Instructions for the task: Every entry is to be returned verbatim.

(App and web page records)
▬▬▬▬▬▬

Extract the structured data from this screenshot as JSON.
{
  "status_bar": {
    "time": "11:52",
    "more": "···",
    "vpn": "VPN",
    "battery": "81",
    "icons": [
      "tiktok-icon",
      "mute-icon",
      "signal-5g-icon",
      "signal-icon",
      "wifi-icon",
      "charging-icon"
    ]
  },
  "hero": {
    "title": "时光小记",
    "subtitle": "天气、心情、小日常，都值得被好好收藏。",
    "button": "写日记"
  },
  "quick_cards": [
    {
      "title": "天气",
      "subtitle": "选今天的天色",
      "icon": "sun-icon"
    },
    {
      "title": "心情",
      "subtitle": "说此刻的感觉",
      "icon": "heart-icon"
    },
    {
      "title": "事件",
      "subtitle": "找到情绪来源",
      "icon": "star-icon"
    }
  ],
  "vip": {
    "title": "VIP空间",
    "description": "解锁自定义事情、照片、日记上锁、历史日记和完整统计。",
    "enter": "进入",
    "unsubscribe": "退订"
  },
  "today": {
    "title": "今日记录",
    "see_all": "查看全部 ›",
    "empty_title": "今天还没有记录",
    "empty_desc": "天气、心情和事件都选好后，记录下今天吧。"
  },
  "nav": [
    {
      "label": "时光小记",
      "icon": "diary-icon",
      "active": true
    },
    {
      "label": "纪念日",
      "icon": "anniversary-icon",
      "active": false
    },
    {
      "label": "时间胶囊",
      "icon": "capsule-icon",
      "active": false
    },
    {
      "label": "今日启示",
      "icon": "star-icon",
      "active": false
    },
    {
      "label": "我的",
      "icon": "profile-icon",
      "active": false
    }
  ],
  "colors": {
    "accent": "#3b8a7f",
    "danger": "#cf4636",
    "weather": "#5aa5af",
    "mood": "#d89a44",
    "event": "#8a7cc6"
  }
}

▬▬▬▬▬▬

Exercise answer:
Extract the structured data from this screenshot as JSON.
{
  "status_bar": {
    "time": "11:52",
    "more": "···",
    "vpn": "VPN",
    "battery": "81",
    "icons": [
      "tiktok-icon",
      "mute-icon",
      "signal-5g-icon",
      "signal-icon",
      "wifi-icon",
      "charging-icon"
    ]
  },
  "hero": {
    "title": "时光小记",
    "subtitle": "天气、心情、小日常，都值得被好好收藏。",
    "button": "写日记"
  },
  "quick_cards": [
    {
      "title": "天气",
      "subtitle": "选今天的天色",
      "icon": "sun-icon"
    },
    {
      "title": "心情",
      "subtitle": "说此刻的感觉",
      "icon": "heart-icon"
    },
    {
      "title": "事件",
      "subtitle": "找到情绪来源",
      "icon": "star-icon"
    }
  ],
  "vip": {
    "title": "VIP空间",
    "description": "解锁自定义事情、照片、日记上锁、历史日记和完整统计。",
    "enter": "进入",
    "unsubscribe": "退订"
  },
  "today": {
    "title": "今日记录",
    "see_all": "查看全部 ›",
    "empty_title": "今天还没有记录",
    "empty_desc": "天气、心情和事件都选好后，记录下今天吧。"
  },
  "nav": [
    {
      "label": "时光小记",
      "icon": "diary-icon",
      "active": true
    },
    {
      "label": "纪念日",
      "icon": "anniversary-icon",
      "active": false
    },
    {
      "label": "时间胶囊",
      "icon": "capsule-icon",
      "active": false
    },
    {
      "label": "今日启示",
      "icon": "star-icon",
      "active": false
    },
    {
      "label": "我的",
      "icon": "profile-icon",
      "active": false
    }
  ],
  "colors": {
    "accent": "#3b8a7f",
    "danger": "#cf4636",
    "weather": "#5aa5af",
    "mood": "#d89a44",
    "event": "#8a7cc6"
  }
}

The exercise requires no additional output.